For his next move Talde felt the urge to go low-brow, and that that he did, heading over to the other end of the neighborhood to open a roadhouse-style bar, Pork Slope. The cheap drinks, insanely delicious no-frills bar food, and party-like atmosphere draw a slightly different type of crowd, but keep it packed at all hours of the night.

John Thorne, Writer

Thorne doesn't hobnob or schmooze. You won't see him on Food Network or at star-studded food and wine festivals in Las Vegas or Miami. He's the opposite of a self-promoter, and always seems vaguely embarrassed when other people try to promote him to the public. All he wants to do is sit in his house in rural Massachusetts with his wife and collaborator, Matt Lewis, and turn out painstakingly crafted, often grippingly evocative meditations on food and cooking — most of them published in his occasional newsletter, "Simple Cooking," and eventually collected in book form. He pretty obviously isn't doing what he's doing for fame and fortune; he's doing it because it's what he does. How cool is that?

Christina Tosi, Pastry Chef

The 2012 James Beard Foundation Rising Star Chef was originally hired by David Chang, he noted in the introduction to Tosi's Momofuku Milk Bar Cookbook, "to help us organize our 'office' — a desk in a hallway. Instead, she started organizing the company." Despite being only 30, Tosi has a culinary résumé that rivals the most accomplished pastry chefs out there, having worked in the kitchens of Bouley and WD-50 before blowing fellow cool kid David Chang away with her chops at Momofuku. Tosi’s outrageous, ingenious combinations of flavor and texture and confident risk-taking put her in a class of her own. But you can forget all of that — many would argue that just by creating Crack Pie and Cornflake-Marshmallow cookies Tosi did enough to secure a spot on this list.

Norman Van Aken, Chef-Restaurateur

A pioneer of the New American cuisine and founding father of New World cooking, with its blend of Caribbean, Latin American, and Southern flavors, Van Aken — chef–proprietor of Norman's at the Ritz-Carlton in Orlando and Tuyo in Miami — is friendly, intense, and really into what he does, which is orchestrating whole symphonies of flavors in one dish. He also writes not just cookbooks but also thoughtful and amusing essays on food, hangs out in Key West when he can (and not for the reason suggested by Charlie Trotter when he described Van Aken as "the Walt Whitman of American cuisine"), and plays a mean blues harp.

Jonathan Waxman, Chef-Restaurateur

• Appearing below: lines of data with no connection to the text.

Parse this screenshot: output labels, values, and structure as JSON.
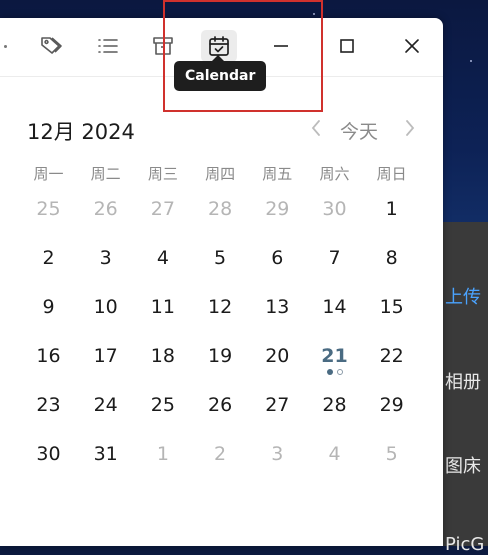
{
  "toolbar": {
    "tooltip": "Calendar",
    "icons": [
      "tag-icon",
      "list-icon",
      "archive-icon",
      "calendar-check-icon",
      "minimize-icon",
      "maximize-icon",
      "close-icon"
    ]
  },
  "calendar": {
    "month_label": "12月 2024",
    "today_label": "今天",
    "weekdays": [
      "周一",
      "周二",
      "周三",
      "周四",
      "周五",
      "周六",
      "周日"
    ],
    "weeks": [
      [
        {
          "d": "25",
          "other": true
        },
        {
          "d": "26",
          "other": true
        },
        {
          "d": "27",
          "other": true
        },
        {
          "d": "28",
          "other": true
        },
        {
          "d": "29",
          "other": true
        },
        {
          "d": "30",
          "other": true
        },
        {
          "d": "1",
          "other": false
        }
      ],
      [
        {
          "d": "2",
          "other": false
        },
        {
          "d": "3",
          "other": false
        },
        {
          "d": "4",
          "other": false
        },
        {
          "d": "5",
          "other": false
        },
        {
          "d": "6",
          "other": false
        },
        {
          "d": "7",
          "other": false
        },
        {
          "d": "8",
          "other": false
        }
      ],
      [
        {
          "d": "9",
          "other": false
        },
        {
          "d": "10",
          "other": false
        },
        {
          "d": "11",
          "other": false
        },
        {
          "d": "12",
          "other": false
        },
        {
          "d": "13",
          "other": false
        },
        {
          "d": "14",
          "other": false
        },
        {
          "d": "15",
          "other": false
        }
      ],
      [
        {
          "d": "16",
          "other": false
        },
        {
          "d": "17",
          "other": false
        },
        {
          "d": "18",
          "other": false
        },
        {
          "d": "19",
          "other": false
        },
        {
          "d": "20",
          "other": false
        },
        {
          "d": "21",
          "other": false,
          "today": true
        },
        {
          "d": "22",
          "other": false
        }
      ],
      [
        {
          "d": "23",
          "other": false
        },
        {
          "d": "24",
          "other": false
        },
        {
          "d": "25",
          "other": false
        },
        {
          "d": "26",
          "other": false
        },
        {
          "d": "27",
          "other": false
        },
        {
          "d": "28",
          "other": false
        },
        {
          "d": "29",
          "other": false
        }
      ],
      [
        {
          "d": "30",
          "other": false
        },
        {
          "d": "31",
          "other": false
        },
        {
          "d": "1",
          "other": true
        },
        {
          "d": "2",
          "other": true
        },
        {
          "d": "3",
          "other": true
        },
        {
          "d": "4",
          "other": true
        },
        {
          "d": "5",
          "other": true
        }
      ]
    ]
  },
  "background_window": {
    "items": [
      "上传",
      "相册",
      "图床",
      "PicG"
    ]
  },
  "colors": {
    "highlight": "#d0312d",
    "today": "#4a6b82",
    "link": "#4aa3ff"
  }
}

Waxman radiates cool. His fellow contestants on Top Chef Masters a while back dubbed him Obi-Wan Kenobi for his Zen-like calm. Tranquilly slicing vegetables and heating up pans while other well-known chefs fretted and scurried, he was the picture of poise and self-possession. Before he became the TV and food festival guest star he is today (besides running his sensuously minimalist Italian joint Barbuto, in Manhattan), he cooked at Chez Panisse, brought California cuisine to New York City in the 1970s with Jams, ran one of the best restaurants in the Napa Valley with Alice Waters' ex-husband, and, way back, played trombone in a rock 'n' roll band.

Andrew Zimmern, Media Personality

As host of the Travel Channel show Bizarre Foods, Zimmern has visited more than 30 countries around the world, eating crazy stuff and living a life that most people who are passionate about food and travel would kill for — but he remains unexpectedly self-effacing and accessible, and as we learned when we asked him if he shaves his own head, he has a sense of humor about himself, too. (His response: "Well, I used to shave it myself, but now that I'm a big TV star, I have a really young intern who does nothing but travel with me, sees to my bags, and shaves my head. [PAUSE] Of course I shave my own head!") Zimmern is one of those people who is more likely to say nice things about someone else before talking about himself, a quality few of his TV food colleagues are chill enough to emulate. He also rocks the bald look.